We have applied our MDL technique to a range of real and synthetic data. MDL is able to accurately estimate in synthetic data as well as provide reasonable estimates of the best in real data. Our technique is robust to reruns of the NMF algorithm and to bootstrapping the data, producing the same predictions of the best .

Our technique has been tested on a range of data and is likely to work better on some data than others. If the distributions of the matrices , , and match our set distributions well, then we would expect to make good predictions. Conversely, if the distributions do not match the data well, our estimates may be inaccurate. In particular, if is highly sparse, most of the errors will probably be zero, and our algorithm may require some alteration. An advantage of our algorithms is that problems should be observed in differences in results from the histogram and gamma distribution methods. Our algorithms also allow for the production of a range of graphs to test the similarity of distributions to the actual data, which should highlight potential problems. Extensions to this work would likely be to investigate whether other distributions do a better job than our gaussian and gamma choices.

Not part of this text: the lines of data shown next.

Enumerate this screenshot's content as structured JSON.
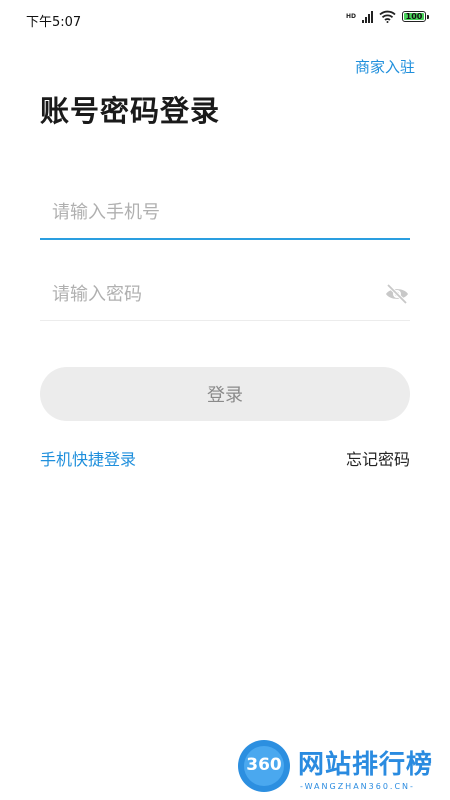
{
  "status_bar": {
    "time": "下午5:07",
    "network_label": "HD",
    "battery": "100",
    "battery_level": 1.0,
    "battery_color": "#49d35a"
  },
  "header": {
    "merchant_link": "商家入驻",
    "title": "账号密码登录"
  },
  "form": {
    "phone_placeholder": "请输入手机号",
    "phone_value": "",
    "password_placeholder": "请输入密码",
    "password_value": "",
    "login_button": "登录"
  },
  "links": {
    "quick_login": "手机快捷登录",
    "forgot_password": "忘记密码"
  },
  "watermark": {
    "badge": "360",
    "name": "网站排行榜",
    "domain": "-WANGZHAN360.CN-"
  },
  "colors": {
    "accent": "#1f8fdc",
    "underline_active": "#2a9ee0",
    "button_bg": "#ececec"
  },
  "icons": {
    "visibility": "eye-off-icon",
    "wifi": "wifi-icon",
    "signal": "signal-icon",
    "battery": "battery-icon"
  }
}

We have a range of techniques for assessing an appropriate value of in the literature. The best method is likely to use several techniques to select an appropriate . We suggest that our technique adds to the potential toolbox that NMF researchers use to form judgments about the choice of .

References

Blei
,
D. M.
,
Cook
,
P. R.
, &
Hoffman
,
M.
(
2010
). Bayesian nonparametric matrix factorization for recorded music. In
Proceedings of the 27th International Conference on Machine Learning
(pp.
439
446
).
Madison, WI
:
Omnipress
.
Devarajan
,
K.
(
2008
).
Nonnegative matrix factorization: An analytical and interpretive tool in computational biology
.
PLoS Comput. Biol.
,
4
,
Gillis
,
N.
(
2014
).
The why and how of nonnegative matrix factorization
.
Regularization, Optimization, Kernels, and Support Vector Machines
,
12
,
257
291
.
Hoyer
,
P. O
. (
2004
).
Non-negative matrix factorization with sparseness constraints
.
Journal of Machine Learning Research
,
5
,
1457
1469
.
Kanagal
,
B.
, &
Sindhwani
,
V.
(
2010
).
Rank selection in low-rank matrix approximations: A study of cross-validation for NMFs
.
NIPS Workshop 2010
.
Lee
,
D. D.
, &
Seung
,
H. S.
(
1999
).
Learning the parts of objects by nonnegative matrix factorization
.
Nature
,
401
,
788
791
.
MacKay
,
D.J.C.
(
2003
).
Information theory, inference and learning algorithms
.
Cambridge
:
Cambridge University Press
.
Owen
,
A. B.
, &
Perry
,
P. O.
(
2009
).
Bi-cross-validation of the SVD and the nonnegative matrix factorization
.
Annals of Applied Statistics
,
3
,
564
594
.
Ulfarsson
,
M. O.
, &
Solo
,
V.
(
2013
). Tuning parameter selection for nonnegative matrix factorization. In
Proceedings of the IEEE Conference on Acoustics, Speech, and Signal Processing
.
Piscataway, NJ
:
IEEE
.
Wallace
,
C. S.
, &
Boulton
,
D. M.
(
1968
).
An information measure for classification
.
Computer Journal
,
11
,
185
194
.